We met Ariel in the summer of 2015. His school Occupational Therapist (OT) mentioned he needed assistance stabilizing his neck and arms while sitting in the classroom chair. So, with the help of a couple of ADA interns and volunteers, and the collaboration of Ariel’s Physical Therapist, OT, Teacher, and paraprofessionals we were able to figure this out!
Stabilizing the Neck
Ariel sits with his neck hyper-extended most of the time. Since he has a degenerative disorder, having a soft customized support that can be adjusted over time was very important.
We custom-made a removable neck insert with soft pillows that will provide enough support to his neck to keep it in a neutral position. It took us 2 – 3 trips to the school to figure out the right shape and materials, but the outcome was inexpensive and very successful.
The second request was for arm guards. Ariel tends to keep his arms out to the side and unsupported most of the time. This position causes stress on shoulders, prevents him from focusing on his work, and can risk injury when going through doors or just being in a classroom with people and furniture around him.
We started by making mock-up guards in cardboard, which angled in from the sides. When we finished, we realized the shape was not good. They obstructed his range of motion too much and blocked his vision. So we changed the shape to straight guards, but the next day they were taken off the chair because Ariel wasn’t comfortable with them and they still blocked his view. Ariel’s teacher and the paraprofessionals in the classroom wondered if we could make guards that could pivot or be removable so that he could reach out to the sides for certain activities – such as pointing to the SMART Board in the classroom.
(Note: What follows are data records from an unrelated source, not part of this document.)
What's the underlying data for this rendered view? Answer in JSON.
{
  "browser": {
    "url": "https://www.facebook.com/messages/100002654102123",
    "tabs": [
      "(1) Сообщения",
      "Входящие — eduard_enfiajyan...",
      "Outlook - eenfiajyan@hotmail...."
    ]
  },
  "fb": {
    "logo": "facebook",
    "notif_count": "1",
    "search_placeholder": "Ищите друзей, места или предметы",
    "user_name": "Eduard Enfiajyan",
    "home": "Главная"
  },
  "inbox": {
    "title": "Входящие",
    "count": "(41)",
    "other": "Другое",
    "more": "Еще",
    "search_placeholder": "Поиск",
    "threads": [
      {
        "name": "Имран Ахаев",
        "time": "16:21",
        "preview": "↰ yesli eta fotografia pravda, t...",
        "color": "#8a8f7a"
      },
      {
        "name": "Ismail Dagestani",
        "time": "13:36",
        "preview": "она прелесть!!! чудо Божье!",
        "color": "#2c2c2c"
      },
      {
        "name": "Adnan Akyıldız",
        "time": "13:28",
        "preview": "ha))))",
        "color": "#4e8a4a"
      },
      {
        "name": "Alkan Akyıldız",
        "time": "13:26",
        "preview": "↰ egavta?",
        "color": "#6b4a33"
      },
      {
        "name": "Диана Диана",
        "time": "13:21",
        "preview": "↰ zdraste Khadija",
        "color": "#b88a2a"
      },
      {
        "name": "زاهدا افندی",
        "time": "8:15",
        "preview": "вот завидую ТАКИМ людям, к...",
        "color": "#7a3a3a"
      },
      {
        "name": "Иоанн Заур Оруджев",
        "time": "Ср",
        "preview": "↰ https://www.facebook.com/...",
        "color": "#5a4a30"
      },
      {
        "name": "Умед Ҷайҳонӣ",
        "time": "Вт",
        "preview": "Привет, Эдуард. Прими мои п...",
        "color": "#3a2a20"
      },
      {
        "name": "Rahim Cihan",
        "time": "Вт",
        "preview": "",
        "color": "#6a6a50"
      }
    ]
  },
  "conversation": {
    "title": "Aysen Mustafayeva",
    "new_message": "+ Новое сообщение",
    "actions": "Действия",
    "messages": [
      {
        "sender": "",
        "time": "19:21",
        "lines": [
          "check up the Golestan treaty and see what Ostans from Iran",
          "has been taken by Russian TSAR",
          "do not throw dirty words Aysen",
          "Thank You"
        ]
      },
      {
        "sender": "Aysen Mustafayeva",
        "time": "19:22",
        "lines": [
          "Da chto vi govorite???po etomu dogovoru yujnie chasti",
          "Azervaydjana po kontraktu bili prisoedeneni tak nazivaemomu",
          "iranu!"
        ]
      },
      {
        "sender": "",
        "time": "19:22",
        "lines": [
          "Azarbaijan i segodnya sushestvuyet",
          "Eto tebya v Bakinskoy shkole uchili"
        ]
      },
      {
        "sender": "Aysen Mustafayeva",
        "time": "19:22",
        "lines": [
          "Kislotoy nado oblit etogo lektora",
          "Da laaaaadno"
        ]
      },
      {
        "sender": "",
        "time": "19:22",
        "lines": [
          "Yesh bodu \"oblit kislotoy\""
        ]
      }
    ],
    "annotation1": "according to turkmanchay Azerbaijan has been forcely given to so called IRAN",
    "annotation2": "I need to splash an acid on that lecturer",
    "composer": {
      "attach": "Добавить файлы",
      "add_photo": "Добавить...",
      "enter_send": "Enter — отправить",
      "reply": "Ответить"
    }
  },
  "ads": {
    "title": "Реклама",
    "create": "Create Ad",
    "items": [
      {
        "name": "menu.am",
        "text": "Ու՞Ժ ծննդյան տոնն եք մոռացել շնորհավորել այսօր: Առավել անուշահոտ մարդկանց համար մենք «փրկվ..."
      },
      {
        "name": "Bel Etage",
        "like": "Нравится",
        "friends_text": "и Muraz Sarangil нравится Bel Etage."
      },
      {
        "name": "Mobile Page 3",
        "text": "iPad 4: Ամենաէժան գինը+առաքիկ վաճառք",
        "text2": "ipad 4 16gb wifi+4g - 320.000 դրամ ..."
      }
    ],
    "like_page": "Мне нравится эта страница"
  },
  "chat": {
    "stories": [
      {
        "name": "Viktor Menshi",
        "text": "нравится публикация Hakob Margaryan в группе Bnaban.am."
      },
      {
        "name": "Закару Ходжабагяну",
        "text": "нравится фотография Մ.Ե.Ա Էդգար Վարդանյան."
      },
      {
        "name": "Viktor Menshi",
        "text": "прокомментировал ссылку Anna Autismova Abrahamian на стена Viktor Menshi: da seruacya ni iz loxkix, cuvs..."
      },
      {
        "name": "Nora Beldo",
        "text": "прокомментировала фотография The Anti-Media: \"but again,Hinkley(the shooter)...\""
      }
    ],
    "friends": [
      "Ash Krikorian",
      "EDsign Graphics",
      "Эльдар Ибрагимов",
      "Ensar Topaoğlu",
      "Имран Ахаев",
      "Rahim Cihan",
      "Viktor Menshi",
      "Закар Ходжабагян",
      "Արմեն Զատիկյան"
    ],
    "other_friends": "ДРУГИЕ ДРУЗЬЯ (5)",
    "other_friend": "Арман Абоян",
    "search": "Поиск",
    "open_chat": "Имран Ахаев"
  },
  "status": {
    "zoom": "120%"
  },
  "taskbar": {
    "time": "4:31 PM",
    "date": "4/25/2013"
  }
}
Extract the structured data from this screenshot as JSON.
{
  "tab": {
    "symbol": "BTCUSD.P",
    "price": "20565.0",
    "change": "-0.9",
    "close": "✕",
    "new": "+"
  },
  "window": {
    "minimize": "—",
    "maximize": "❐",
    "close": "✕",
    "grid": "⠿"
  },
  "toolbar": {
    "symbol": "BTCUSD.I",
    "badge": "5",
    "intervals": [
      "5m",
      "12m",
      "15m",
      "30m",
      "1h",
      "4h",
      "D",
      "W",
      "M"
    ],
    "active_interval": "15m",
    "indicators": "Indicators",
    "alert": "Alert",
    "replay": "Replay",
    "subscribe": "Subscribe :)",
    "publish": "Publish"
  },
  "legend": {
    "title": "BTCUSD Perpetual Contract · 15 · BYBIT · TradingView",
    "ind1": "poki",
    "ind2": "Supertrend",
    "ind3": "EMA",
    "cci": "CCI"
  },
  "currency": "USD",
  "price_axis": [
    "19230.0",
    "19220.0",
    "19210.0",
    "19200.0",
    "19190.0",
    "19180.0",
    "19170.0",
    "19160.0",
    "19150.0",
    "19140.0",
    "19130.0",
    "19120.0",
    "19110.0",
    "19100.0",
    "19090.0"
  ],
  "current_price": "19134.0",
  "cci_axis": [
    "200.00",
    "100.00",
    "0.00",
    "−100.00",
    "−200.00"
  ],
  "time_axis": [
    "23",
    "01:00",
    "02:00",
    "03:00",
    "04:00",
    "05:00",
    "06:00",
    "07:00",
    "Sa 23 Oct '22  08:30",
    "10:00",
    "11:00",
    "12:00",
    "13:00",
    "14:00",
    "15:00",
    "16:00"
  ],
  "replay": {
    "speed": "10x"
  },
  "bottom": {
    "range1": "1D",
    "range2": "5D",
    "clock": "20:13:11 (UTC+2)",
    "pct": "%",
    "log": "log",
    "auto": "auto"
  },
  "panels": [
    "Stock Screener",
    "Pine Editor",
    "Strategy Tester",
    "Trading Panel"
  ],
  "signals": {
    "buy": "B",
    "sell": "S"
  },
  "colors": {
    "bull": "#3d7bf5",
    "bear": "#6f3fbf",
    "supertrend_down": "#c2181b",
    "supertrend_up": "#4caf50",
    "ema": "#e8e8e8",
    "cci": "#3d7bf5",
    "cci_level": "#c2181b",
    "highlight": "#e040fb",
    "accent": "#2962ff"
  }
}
So, this took us to a 3rd and finally very successful prototype. His new arm guards are made out of plywood and clear plastic. When we brought them to the school we realized they could be used for different activities and in different ways: both arm guard down for studying and playing with toys; one guard up so that he can point to the SMART Board; or he could have both arms up when needing a break. He did not fight them as much as the previous prototypes, probably because they are see-through. He also seems to like the fact that they go up and down.
Both adaptations are helping Ariel to improve posture and alignment of neck and arms, reduce stress on neck and shoulders, and keep his arms safe from bumping into hard surfaces or other people. He also can better focus on work, be more hands-on at school, and manipulate toys independently. ADA learned a lot during this process as we tried different designs and materials, but these two projects would not have been as successful if it hadn’t been for the input that the entire team gave us: his therapists, his teacher, and the paraprofessionals in the classroom. This ended up being a successful project due to such a great collaborative process.